### The task
Your task is to find every line in the records that holds the string "abnormal" and copy it.

Available records: Begin

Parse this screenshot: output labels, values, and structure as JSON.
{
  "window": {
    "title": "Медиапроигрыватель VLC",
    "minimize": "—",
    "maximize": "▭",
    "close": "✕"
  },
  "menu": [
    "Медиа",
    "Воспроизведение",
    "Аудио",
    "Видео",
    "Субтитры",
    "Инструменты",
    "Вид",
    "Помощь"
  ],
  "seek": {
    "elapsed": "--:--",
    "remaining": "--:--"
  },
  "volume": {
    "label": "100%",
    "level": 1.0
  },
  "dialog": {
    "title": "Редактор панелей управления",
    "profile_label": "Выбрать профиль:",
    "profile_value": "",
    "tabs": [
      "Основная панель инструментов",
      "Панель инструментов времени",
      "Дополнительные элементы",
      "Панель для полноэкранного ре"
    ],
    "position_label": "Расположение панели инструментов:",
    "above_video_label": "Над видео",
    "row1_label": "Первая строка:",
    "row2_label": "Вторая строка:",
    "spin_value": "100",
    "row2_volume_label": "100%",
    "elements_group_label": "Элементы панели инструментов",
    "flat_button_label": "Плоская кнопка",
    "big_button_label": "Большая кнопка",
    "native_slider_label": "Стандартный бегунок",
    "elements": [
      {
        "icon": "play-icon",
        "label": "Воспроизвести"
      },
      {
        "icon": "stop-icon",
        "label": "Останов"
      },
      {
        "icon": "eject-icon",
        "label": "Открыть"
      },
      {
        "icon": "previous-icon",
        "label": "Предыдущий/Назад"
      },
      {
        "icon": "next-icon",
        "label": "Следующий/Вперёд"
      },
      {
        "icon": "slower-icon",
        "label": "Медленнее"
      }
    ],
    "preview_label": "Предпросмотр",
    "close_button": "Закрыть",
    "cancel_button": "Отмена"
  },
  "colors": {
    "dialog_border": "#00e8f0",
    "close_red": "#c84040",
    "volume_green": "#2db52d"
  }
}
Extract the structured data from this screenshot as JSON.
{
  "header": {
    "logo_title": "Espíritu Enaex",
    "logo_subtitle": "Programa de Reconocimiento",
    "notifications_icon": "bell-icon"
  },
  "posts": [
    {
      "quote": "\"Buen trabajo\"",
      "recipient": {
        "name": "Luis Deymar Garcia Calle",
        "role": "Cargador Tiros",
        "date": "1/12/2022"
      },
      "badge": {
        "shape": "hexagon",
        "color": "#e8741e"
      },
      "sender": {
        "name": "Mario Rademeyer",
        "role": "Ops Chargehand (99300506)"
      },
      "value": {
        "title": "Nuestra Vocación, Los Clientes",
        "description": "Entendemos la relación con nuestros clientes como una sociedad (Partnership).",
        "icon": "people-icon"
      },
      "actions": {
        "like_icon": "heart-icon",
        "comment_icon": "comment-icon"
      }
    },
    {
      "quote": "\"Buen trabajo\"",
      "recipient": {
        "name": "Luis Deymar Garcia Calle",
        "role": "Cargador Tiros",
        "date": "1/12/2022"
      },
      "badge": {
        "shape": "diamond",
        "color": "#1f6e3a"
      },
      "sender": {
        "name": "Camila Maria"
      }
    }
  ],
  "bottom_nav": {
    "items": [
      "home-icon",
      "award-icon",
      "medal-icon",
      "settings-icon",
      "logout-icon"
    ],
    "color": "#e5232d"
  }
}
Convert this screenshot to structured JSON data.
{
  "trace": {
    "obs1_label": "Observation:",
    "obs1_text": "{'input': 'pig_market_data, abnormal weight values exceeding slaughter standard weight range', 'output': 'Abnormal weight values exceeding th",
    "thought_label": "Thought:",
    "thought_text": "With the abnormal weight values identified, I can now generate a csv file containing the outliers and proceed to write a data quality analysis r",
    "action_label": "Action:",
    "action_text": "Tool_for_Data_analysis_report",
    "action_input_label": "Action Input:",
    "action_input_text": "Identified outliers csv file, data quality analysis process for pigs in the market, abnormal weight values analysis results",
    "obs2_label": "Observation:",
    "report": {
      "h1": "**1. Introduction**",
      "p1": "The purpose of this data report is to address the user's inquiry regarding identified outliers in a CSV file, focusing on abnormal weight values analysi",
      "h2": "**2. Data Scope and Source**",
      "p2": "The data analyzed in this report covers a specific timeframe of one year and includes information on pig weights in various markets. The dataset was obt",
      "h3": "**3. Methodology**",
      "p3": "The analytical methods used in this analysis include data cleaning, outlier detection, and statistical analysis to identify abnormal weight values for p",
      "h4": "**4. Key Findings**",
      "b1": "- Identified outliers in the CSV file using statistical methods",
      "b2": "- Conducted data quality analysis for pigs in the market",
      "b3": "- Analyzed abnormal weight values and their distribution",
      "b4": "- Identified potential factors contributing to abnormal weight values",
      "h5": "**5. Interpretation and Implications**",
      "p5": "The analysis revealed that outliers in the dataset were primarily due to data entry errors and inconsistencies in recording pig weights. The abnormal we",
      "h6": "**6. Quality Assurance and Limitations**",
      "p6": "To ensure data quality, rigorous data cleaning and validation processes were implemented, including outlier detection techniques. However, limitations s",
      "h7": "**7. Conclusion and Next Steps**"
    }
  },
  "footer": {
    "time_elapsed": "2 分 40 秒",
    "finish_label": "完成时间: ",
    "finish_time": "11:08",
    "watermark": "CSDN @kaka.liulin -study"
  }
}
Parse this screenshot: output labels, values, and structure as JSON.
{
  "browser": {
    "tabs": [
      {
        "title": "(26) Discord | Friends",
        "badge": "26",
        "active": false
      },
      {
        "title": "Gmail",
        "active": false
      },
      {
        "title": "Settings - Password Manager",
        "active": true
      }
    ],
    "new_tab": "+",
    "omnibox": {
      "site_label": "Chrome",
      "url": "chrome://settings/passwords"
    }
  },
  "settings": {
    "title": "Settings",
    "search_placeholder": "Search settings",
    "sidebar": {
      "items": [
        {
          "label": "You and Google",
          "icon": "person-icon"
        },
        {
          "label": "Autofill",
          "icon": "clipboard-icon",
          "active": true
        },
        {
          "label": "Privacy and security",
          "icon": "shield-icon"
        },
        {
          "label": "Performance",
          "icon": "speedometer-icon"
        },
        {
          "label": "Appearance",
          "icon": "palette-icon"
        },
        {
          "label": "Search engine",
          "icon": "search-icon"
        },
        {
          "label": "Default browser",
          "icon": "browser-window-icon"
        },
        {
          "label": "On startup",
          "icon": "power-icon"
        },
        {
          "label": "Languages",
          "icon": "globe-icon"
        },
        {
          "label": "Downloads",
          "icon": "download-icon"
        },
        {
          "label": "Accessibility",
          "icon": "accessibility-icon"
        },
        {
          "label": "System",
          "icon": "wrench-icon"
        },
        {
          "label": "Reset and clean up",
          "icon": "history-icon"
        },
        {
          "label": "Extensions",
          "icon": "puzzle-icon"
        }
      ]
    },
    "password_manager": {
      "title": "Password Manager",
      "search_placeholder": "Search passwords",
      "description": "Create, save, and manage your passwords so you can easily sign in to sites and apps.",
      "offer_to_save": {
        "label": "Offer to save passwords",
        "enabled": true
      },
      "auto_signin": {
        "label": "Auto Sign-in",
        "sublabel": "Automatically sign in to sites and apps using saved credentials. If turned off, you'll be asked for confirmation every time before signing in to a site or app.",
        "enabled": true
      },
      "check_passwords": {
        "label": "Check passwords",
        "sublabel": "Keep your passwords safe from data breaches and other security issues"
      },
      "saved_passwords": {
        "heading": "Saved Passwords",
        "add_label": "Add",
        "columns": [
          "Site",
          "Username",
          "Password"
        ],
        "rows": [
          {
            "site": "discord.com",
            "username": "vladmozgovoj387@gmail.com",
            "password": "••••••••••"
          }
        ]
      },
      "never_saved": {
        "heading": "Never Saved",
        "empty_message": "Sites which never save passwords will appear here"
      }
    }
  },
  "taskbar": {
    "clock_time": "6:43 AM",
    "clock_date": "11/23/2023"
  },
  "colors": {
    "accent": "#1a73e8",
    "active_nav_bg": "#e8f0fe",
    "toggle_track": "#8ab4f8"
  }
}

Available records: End

### Exercise answer
    "obs1_text": "{'input': 'pig_market_data, abnormal weight values exceeding slaughter standard weight range', 'output': 'Abnormal weight values exceeding th",
    "thought_text": "With the abnormal weight values identified, I can now generate a csv file containing the outliers and proceed to write a data quality analysis r",
    "action_input_text": "Identified outliers csv file, data quality analysis process for pigs in the market, abnormal weight values analysis results",
      "p1": "The purpose of this data report is to address the user's inquiry regarding identified outliers in a CSV file, focusing on abnormal weight values analysi",
      "p3": "The analytical methods used in this analysis include data cleaning, outlier detection, and statistical analysis to identify abnormal weight values for p",
      "b3": "- Analyzed abnormal weight values and their distribution",
      "b4": "- Identified potential factors contributing to abnormal weight values",
      "p5": "The analysis revealed that outliers in the dataset were primarily due to data entry errors and inconsistencies in recording pig weights. The abnormal we",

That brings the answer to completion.